As many of you already know, I’ve been suggesting that if you really want to know what’s going on in the world and how it affects Singapore as far as economics goes, check shipping numbers.
Anyone thats visits our shop knows this when they chit chat with us. These are the numbers that absolutely matter to you and me. Regarding checking shipping numbers, remember, shipping numbers are a look into the future. And the numbers I suggest you check can be found at HARPEX. HARPEX is the sister to the Baltic Dry Index.
Harpex informs you on consumer goods. If ships aren’t being loaded up with consumer goods it means net importers such as the US are slowing. It will also mean net exporters will slow. As such, everything slows.
As things slow, prices have to drop. Others will choose to devalue their currency to be competitive. Manufacturing and petroleum jobs usually are the ones affected the most. Why? If no one is buying, shipping slows, and manufacturing slows. After all, why make things if there is no buyer? Petroleum slows because as mentioned, when prices drop revenues drop, profits drop. In addition, so much of the world’s products are petroleum based.
Therefore you, our customers and friends, we know you were well informed and were not surprised. Shipping numbers already foretold what is going to happen in Singapore and in many parts of the world.

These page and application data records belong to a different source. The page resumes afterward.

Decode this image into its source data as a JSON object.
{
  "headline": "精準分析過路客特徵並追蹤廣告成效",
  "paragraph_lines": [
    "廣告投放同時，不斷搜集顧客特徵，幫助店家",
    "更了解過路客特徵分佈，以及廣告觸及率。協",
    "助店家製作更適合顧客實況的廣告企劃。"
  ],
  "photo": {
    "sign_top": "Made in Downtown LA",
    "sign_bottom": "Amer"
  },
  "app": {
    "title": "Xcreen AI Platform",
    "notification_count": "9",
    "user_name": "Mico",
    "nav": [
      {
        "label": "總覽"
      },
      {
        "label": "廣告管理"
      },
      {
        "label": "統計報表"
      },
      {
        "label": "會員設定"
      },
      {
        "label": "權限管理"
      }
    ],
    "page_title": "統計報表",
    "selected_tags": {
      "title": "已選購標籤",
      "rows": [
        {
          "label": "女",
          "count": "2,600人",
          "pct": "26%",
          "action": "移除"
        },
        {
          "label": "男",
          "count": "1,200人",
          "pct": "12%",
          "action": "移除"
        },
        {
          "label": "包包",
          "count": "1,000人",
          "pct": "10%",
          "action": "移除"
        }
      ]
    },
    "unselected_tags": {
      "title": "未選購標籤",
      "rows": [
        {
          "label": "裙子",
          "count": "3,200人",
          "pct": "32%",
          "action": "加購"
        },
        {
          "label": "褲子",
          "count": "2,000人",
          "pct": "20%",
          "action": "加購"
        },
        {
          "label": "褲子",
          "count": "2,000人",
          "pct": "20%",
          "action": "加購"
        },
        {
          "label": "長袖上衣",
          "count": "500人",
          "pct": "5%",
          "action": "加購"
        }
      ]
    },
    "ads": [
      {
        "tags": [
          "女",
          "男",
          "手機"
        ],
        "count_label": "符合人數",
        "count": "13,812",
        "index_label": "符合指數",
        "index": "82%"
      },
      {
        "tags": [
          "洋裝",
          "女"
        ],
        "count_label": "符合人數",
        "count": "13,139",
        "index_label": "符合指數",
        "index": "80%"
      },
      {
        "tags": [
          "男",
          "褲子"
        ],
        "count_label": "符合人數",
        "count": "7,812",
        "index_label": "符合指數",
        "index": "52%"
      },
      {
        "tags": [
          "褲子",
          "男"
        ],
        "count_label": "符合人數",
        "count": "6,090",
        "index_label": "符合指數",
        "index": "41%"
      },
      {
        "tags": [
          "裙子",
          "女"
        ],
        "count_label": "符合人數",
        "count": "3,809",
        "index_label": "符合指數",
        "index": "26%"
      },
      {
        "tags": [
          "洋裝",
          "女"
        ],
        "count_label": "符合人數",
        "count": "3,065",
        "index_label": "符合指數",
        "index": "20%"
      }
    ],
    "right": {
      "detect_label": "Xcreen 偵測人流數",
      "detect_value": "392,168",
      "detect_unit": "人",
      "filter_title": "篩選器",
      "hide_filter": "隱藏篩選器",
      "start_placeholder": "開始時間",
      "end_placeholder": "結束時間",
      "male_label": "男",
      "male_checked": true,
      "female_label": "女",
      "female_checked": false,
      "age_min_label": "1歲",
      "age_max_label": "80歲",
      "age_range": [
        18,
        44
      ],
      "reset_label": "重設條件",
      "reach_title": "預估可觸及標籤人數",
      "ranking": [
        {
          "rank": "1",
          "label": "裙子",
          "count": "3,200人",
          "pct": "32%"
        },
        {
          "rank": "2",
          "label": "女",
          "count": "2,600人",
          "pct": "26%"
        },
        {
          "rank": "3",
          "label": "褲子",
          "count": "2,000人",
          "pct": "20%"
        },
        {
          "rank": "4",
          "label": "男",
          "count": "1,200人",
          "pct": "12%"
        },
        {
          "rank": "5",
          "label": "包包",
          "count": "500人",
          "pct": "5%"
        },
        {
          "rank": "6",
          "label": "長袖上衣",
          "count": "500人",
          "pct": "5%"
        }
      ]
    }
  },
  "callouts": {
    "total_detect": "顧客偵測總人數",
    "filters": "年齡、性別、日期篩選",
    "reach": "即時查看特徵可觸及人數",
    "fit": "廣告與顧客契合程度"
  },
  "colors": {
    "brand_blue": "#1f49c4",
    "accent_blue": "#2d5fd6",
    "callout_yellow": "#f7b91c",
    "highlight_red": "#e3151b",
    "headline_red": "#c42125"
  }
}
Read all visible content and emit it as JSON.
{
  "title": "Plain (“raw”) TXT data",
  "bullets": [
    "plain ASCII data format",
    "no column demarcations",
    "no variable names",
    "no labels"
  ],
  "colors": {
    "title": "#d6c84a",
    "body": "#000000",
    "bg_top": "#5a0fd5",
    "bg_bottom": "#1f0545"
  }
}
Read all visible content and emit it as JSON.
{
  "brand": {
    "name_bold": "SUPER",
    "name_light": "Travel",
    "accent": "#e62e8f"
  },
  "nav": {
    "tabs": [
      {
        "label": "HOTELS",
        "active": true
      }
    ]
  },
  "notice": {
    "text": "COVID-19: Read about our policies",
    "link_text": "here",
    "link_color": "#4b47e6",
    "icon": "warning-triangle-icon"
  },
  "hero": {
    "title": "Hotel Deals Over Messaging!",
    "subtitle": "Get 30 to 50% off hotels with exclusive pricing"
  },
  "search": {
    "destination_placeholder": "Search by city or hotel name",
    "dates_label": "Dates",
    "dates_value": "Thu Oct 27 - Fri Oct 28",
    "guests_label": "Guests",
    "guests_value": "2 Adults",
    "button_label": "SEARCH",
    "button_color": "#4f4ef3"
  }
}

We at SilverAg are hopeful that sharing shipping insights in our chit chats at our shop helped you to make decisions and continue to help you make decisions that are best for you and your family.
On to the featured article.
Singapore’s economy contracted in the third quarter from the previous three months, according to an advanced estimate from the government, more signs that the Southeast Asian financial and trading hub is struggling in the face of a global slowdown.
- Gross domestic product fell an annualized 4.1 percent on a quarter-on-quarter basis, compared with a revised 0.2 percent expansion in the second quarter, the Ministry of Trade and Industry said in a statement Friday.
- The median estimate of 14 economists in a Bloomberg survey was for zero gains in GDP
- Compared with a year earlier, GDP rose 0.6 percent in the third quarter, slower than the 1.7 percent median estimate in a Bloomberg survey of 20 economists
GDP growth in the export-driven economy has been under pressure since last year, mainly due to a slowdown in global trade and lower energy prices hurting the city-state’s oil and gas services industry. Government measures to cool the property market and curb the intake of foreign workers are undermining profits in some key industries, while manufacturing is struggling to gain traction, Joseph Incalcaterra, a Hong Kong-based economist with HSBC Holdings Plc, said before the data was released. The economy expanded 2 percent last year, the slowest pace since 2009, and economists forecast even lower growth this year.
- The services industry, which accounts for about two-thirds of the economy, contracted an annualized 1.9 percent in the third quarter from the previous three months
- Manufacturing plunged an annualized 17.4 percent in the period
- The advanced GDP estimates only include data from July and August. The government is scheduled to publish final GDP data in November.